"They had an amazing bond from the get-go, rarely did I see one without the other," said family friend Karen TePaske.
"Janeah and Janesah were fun, loved life and lived it to the fullest. They loved people animals and music," said TePaske.
The sisters and a friend were on their way to visit haunted houses in Seattle when troopers say a driver crossed the line on Highway 20 and hit the car the girls were in. Janeah died at the scene and Janesah died 11 days later.
"If Nesah had woken up she would have had been without her harmony when Neah was already giving singing lessons to the angels," said family friend Christina Federighi, who mentioned singing and music were the twins' passion. The sisters loved performing for their family and friends and for each other.
"Each of us is here today because we are part of their song," said Federighi.
"Neah and Nesah absolutely loved each other. They were always together and truly complimented one another," said childhood friend Anne TePaske.
TePaske spoke of childhood memories - the twins climbing trees, losing their first teeth and battling chicken pox.
"I remember when they got the chicken pox and the whole Sunday school made these weird cards out of paper bags that looked like faces with spots on them that said 'Get well soon'," said TePaske
The Oak Harbor community finds comfort knowing the sisters are still together. The twins once told their mom they couldn't imagine their lives apart.
"We live in a great community.
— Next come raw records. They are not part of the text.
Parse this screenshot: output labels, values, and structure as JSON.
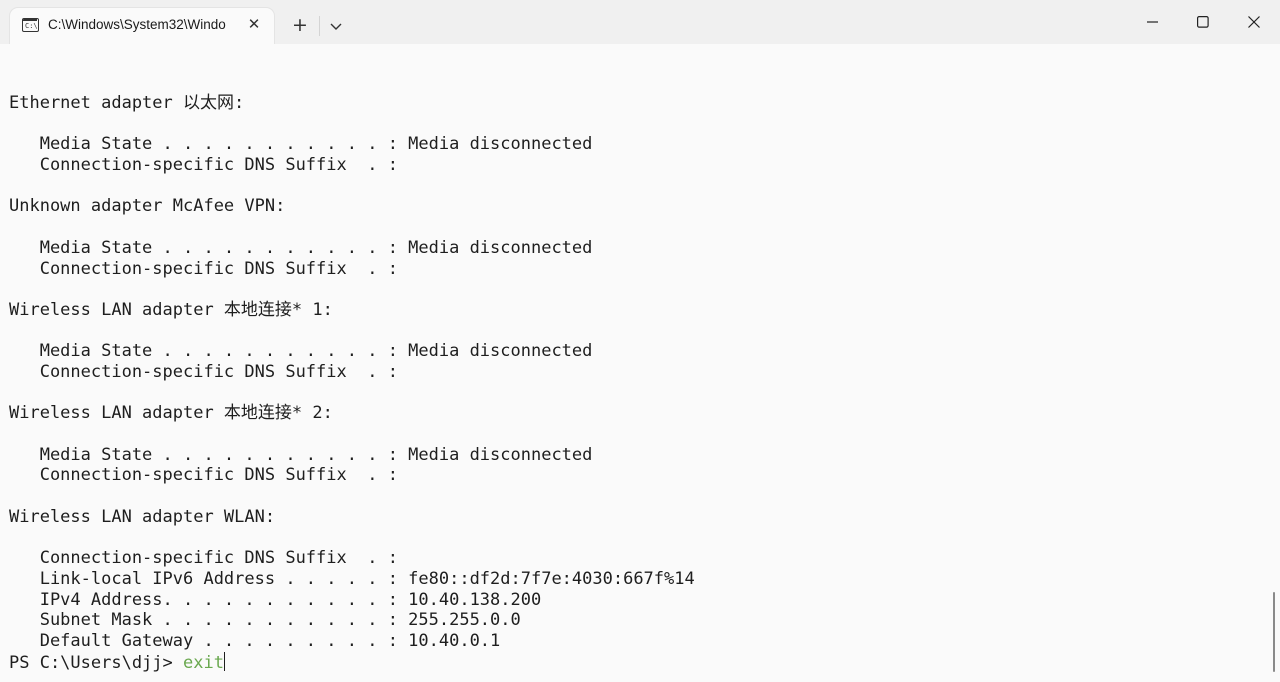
{
  "window": {
    "tab_title": "C:\\Windows\\System32\\Windo",
    "tab_icon_text": "C:\\",
    "tab_close_glyph": "✕",
    "new_tab_glyph": "+",
    "icons": {
      "tab": "terminal-icon",
      "close_tab": "close-icon",
      "new_tab": "plus-icon",
      "dropdown": "chevron-down-icon",
      "minimize": "minimize-icon",
      "maximize": "maximize-icon",
      "close": "close-icon"
    }
  },
  "terminal": {
    "lines": [
      "Ethernet adapter 以太网:",
      "",
      "   Media State . . . . . . . . . . . : Media disconnected",
      "   Connection-specific DNS Suffix  . :",
      "",
      "Unknown adapter McAfee VPN:",
      "",
      "   Media State . . . . . . . . . . . : Media disconnected",
      "   Connection-specific DNS Suffix  . :",
      "",
      "Wireless LAN adapter 本地连接* 1:",
      "",
      "   Media State . . . . . . . . . . . : Media disconnected",
      "   Connection-specific DNS Suffix  . :",
      "",
      "Wireless LAN adapter 本地连接* 2:",
      "",
      "   Media State . . . . . . . . . . . : Media disconnected",
      "   Connection-specific DNS Suffix  . :",
      "",
      "Wireless LAN adapter WLAN:",
      "",
      "   Connection-specific DNS Suffix  . :",
      "   Link-local IPv6 Address . . . . . : fe80::df2d:7f7e:4030:667f%14",
      "   IPv4 Address. . . . . . . . . . . : 10.40.138.200",
      "   Subnet Mask . . . . . . . . . . . : 255.255.0.0",
      "   Default Gateway . . . . . . . . . : 10.40.0.1"
    ],
    "prompt": "PS C:\\Users\\djj> ",
    "command": "exit"
  },
  "colors": {
    "background": "#fafafa",
    "titlebar": "#f0f0f0",
    "text": "#1e1e1e",
    "command": "#6aa84f"
  }
}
They made it better," said Oak Harbor Mayor Scott Dudley.
During his remarks, he shared a message with the Goheen family - "We are here with you because you're not just a resident, you are not just a neighbor. You are family."